“We were in the middle of major phases of discovery. I dropped that to do this work,” he says.

He admits he's had doubts since, as he split his time between his family back in Massachusetts and his work in Pasadena.

“If we were to go from rock to rock to rock and all we found were different kinds of basalt (volcanic rocks), we wouldn’t learn that much. ... It’s a hell of a commitment if it comes to nothing. I thought about that.”

But those doubts have been erased, in part by the emotional intensity of the past few weeks. First there was the elation of the successful landing and deployment of Spirit. Then, days later, just as Spirit was out on Martian soil and beginning to use its geologic instruments, it suddenly stopped working.

“It was just terrible,” Grotzinger recalls. “We were sitting there just a few sols before the landing of Opportunity, at this moment of great anticipation of another success at another location. And then you have to deal with this black cloud.”

Computer engineers figured out Spirit’s problem before its batteries went beyond the point of no return. That rescue also revived the hopes of Grotzinger and the Spirit team.

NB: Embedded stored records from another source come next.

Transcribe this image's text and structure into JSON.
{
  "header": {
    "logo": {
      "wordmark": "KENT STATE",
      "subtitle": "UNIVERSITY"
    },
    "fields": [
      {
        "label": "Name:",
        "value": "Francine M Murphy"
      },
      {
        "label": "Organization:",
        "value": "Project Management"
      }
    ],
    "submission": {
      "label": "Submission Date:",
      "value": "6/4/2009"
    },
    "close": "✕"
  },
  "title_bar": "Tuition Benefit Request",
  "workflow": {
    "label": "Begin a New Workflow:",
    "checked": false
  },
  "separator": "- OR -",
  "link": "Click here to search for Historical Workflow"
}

“What they did in resurrecting Spirit is phenomenal. Incredibly brilliant,” he says. “They work like dogs. And they are so cool under pressure. I’ve worked at MIT for a long time, around lots of engineers I never really interacted with much. Nothing I’ve ever done has come close to the feeling I’ve got about engineers now.”

Nor has any science he’s done matched this work, he says.

“It’s incredible. It’s changed my life.  I’ve never done anything like this before. We geologists work in the field, usually alone or with a couple students or colleagues. Here we interact with and benefit from 50 other people, literally minute by minute.”

Oh, and there is that small matter of being a key member of a team that may well establish the plausibility of life on another planet.

“I feel so lucky to be a part of this," Grotzinger says. “There’s nothing like it.”